Into this vacuum came the Portuguese. Having been under Spanish rule between 1580 and 1640, and not formally independent until 1667, the Portuguese wanted to make up for lost time, especially in their largest colony of Brazil.
In 1688 the Portuguese began a colony called appropriately Colonia in what is now northern Uruguay. They based their claim on the Treaty of Tordesillas and the papal bull of 1494, which gave Portugal claim to Brazil.
The Portuguese argued that the territory was an extension of Brazil, specifically its province Rio Grande do Sol (the area around São Paulo) that resembled what is present-day Uruguay in terms of climate and topography.
The Spanish countered when they established Montevideo, the capital of Uruguay, on the eastern shore of Uruguay. Colonia was taken and retaken several times in the ensuing century as Spain and Portugal struggled over the territory between the Río de la Plata and the Uruguay River, which came to be called the Banda Oriental del Uruguay, on the eastern shore of Uruguay.
When the War of Independence began in 1810, a native of Uruguay, Artigas, took control of the independence movement of the Spanish provinces of the Plata region, such as Buenos Aires and Cordova (the heart of modern-day Argentina). With his power, he was able to propose a federal system of all of the Plata provinces, which included the autonomy of the Banda Oriental.
In 1816 the Portuguese, still in possession of Brazil, invaded the country on the pretext of trying to restore order.

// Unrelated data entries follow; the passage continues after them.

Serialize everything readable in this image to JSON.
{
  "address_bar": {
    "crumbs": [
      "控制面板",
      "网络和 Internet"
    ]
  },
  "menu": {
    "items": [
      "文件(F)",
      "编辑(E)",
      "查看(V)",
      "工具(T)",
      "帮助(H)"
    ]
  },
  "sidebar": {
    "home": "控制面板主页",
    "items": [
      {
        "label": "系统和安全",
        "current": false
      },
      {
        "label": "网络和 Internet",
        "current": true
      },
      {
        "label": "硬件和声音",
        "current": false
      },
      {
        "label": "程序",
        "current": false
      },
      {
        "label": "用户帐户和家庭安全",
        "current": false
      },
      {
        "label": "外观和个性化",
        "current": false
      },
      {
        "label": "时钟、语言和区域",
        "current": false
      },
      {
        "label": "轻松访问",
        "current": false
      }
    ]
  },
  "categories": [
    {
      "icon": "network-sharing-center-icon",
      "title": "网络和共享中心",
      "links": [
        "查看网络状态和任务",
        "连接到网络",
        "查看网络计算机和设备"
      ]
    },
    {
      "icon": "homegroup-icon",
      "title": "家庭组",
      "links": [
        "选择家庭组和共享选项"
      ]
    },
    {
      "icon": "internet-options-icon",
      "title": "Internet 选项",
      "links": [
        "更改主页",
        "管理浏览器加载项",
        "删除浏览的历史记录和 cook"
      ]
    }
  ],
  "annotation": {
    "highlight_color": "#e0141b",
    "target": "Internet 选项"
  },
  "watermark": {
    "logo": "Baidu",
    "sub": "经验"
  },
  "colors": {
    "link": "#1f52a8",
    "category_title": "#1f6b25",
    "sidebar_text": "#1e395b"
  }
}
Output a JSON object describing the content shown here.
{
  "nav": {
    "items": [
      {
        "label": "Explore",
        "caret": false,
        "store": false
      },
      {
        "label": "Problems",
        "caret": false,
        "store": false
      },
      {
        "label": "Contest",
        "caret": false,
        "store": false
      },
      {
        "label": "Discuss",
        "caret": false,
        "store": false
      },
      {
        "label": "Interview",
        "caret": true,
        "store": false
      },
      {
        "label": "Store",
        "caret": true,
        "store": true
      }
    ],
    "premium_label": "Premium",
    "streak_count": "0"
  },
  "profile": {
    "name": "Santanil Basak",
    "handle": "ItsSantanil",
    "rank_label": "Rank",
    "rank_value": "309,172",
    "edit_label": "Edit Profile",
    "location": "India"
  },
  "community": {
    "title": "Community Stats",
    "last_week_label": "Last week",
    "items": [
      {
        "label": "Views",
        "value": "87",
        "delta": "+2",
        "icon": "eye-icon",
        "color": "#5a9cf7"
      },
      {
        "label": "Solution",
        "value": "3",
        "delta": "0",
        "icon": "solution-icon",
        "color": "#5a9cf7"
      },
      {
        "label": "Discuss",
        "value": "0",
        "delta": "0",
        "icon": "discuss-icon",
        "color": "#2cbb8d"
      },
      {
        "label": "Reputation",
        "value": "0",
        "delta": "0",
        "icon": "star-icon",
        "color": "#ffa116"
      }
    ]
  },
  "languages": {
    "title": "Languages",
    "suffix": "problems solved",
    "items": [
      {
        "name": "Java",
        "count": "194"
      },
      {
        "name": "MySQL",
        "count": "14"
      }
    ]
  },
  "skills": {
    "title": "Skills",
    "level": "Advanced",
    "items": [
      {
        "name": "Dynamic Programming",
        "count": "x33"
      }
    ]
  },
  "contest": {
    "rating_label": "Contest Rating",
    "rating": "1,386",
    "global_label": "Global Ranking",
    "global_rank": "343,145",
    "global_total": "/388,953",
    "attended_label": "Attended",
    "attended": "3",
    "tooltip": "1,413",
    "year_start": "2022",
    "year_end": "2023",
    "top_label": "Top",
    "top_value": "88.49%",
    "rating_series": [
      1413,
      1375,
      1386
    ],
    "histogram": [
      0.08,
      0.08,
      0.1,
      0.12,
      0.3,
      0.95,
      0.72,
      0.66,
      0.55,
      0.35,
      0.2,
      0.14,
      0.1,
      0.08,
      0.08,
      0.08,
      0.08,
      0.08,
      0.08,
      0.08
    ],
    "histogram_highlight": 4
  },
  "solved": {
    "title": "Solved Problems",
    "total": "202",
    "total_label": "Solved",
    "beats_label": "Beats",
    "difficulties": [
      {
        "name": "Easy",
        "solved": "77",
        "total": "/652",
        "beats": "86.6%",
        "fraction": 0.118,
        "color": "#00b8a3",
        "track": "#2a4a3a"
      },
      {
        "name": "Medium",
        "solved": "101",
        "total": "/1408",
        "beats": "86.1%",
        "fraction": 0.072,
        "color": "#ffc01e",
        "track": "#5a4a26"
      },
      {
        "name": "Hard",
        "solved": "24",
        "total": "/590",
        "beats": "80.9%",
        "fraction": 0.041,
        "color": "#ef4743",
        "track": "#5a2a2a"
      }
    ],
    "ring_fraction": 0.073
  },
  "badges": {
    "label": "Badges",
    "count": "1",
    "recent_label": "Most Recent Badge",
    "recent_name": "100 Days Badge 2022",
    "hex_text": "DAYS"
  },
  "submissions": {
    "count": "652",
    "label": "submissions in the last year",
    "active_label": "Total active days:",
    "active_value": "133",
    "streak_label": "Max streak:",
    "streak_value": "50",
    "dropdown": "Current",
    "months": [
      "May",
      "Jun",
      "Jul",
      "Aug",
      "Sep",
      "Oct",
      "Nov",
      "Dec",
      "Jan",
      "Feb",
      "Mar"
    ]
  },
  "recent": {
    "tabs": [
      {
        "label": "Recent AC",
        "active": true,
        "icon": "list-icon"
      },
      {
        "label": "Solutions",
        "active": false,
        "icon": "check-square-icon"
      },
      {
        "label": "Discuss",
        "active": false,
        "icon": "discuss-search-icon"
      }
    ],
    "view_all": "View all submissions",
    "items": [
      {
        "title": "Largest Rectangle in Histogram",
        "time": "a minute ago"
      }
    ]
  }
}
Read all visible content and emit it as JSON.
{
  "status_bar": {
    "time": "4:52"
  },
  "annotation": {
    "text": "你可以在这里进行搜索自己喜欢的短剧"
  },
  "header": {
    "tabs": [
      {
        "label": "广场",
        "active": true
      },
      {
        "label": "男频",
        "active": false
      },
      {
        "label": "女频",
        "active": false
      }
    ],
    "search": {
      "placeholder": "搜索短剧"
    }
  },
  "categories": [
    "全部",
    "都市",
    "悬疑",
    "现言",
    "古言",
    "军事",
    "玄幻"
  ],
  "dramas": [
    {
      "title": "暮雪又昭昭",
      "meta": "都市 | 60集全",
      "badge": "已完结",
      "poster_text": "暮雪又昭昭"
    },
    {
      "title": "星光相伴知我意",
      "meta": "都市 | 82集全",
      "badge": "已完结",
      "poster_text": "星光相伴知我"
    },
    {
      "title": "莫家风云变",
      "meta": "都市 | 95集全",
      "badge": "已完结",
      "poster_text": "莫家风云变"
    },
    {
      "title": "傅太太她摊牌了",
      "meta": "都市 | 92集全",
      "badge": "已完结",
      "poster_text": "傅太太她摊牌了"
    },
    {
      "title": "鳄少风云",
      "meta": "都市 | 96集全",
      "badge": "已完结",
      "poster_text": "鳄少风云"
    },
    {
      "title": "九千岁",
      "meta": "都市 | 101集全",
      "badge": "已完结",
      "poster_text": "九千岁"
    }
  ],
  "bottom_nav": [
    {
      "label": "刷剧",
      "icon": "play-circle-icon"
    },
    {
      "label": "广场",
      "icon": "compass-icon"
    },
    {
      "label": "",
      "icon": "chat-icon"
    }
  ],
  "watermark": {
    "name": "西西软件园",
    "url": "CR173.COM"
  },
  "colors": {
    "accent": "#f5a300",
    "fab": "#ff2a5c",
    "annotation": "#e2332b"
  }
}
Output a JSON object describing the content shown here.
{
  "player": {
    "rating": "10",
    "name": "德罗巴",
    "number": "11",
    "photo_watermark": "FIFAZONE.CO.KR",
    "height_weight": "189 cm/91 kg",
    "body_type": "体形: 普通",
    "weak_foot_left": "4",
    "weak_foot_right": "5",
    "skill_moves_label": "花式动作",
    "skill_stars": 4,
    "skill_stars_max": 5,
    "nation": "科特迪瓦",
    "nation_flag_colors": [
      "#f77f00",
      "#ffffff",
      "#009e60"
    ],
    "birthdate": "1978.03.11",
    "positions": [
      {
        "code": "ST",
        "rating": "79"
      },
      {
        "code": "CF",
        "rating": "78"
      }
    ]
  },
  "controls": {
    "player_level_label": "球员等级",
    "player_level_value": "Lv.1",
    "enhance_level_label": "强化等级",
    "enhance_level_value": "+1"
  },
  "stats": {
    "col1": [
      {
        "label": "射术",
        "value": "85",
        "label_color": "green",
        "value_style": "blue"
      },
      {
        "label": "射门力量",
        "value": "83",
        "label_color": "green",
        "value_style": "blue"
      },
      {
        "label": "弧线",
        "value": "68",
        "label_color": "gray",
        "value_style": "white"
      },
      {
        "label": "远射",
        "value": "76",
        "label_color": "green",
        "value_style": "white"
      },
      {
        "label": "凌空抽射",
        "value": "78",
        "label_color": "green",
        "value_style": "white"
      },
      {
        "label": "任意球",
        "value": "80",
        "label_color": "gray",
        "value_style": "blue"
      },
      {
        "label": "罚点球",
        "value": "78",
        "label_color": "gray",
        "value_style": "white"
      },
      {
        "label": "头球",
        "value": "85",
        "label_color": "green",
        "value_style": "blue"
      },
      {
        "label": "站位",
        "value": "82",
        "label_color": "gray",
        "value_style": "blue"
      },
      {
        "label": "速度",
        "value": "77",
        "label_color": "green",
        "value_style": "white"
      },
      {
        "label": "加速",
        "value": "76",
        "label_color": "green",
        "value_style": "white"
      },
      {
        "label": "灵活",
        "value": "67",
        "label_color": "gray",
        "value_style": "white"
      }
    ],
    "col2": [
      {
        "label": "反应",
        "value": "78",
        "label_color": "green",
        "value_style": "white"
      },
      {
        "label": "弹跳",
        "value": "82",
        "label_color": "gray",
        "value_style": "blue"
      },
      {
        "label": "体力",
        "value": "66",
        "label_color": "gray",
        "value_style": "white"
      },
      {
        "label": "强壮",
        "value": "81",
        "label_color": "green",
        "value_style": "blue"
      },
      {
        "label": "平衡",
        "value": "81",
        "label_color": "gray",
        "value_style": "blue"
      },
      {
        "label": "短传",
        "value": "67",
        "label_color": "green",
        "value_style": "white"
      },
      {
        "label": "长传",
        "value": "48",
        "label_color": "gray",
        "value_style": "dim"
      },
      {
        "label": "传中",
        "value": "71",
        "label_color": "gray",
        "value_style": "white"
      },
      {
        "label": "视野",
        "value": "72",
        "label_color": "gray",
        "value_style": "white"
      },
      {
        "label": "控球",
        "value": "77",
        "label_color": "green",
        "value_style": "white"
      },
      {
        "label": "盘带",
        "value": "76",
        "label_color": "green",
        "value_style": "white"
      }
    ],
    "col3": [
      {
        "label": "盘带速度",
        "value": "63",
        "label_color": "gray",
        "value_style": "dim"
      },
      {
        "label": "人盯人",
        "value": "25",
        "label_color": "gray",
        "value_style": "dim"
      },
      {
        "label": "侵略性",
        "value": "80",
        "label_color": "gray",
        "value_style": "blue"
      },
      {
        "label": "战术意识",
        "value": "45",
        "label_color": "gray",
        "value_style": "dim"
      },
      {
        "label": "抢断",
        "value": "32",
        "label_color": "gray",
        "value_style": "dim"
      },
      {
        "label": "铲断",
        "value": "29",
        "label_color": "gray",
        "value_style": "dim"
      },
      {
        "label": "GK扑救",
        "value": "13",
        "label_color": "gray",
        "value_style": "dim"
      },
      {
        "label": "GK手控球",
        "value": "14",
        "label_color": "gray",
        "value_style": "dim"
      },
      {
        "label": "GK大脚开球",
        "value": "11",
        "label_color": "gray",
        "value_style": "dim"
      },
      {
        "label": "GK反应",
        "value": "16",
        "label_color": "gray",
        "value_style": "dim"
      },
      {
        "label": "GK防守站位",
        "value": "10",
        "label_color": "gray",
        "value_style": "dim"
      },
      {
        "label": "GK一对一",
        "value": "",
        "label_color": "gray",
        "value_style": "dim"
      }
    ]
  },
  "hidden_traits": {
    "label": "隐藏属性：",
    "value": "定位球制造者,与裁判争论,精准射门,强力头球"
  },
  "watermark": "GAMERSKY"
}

The people of the Banda, or Uruguay as the province came to be called, had become independent and resisted the Portuguese for four years until they were finally overcome.
By 1825 the Portuguese had withdrawn from Brazil, and Uruguay again assumed its independence and, with Argentine aid, obtained it after a war with Brazil formally ended by the Treaty of Montevideo in 1828.
This became reality in 1830 when a republic was established. Uruguay was aided by the turmoil existing in Brazil during the minority of Don Pedro before 1841. In addition, Brazil was struggling to overcome the secession attempt of Rio Grande do Sol.
After 1830 Argentina, under Juan Manuel de Rosas, dictator of Buenos Aires, was the threat to Uruguay as it sought to unite all the Plata provinces under its leadership. The country kept its integrity through the military and naval successes of Garibaldi at San Antonio and Cerro were successful in safeguarding the independence of Uruguay, ironically with some Brazilian aid in the 1840s.
From 1843 to 1851 allies of Rosas blockaded Montevideo, but by 1851 the siege had ended. By that date, Argentina and Brazil accepted the independent existence of Uruguay as long as the other party did not control it. Uruguay was the result of the balance of power between the two giants.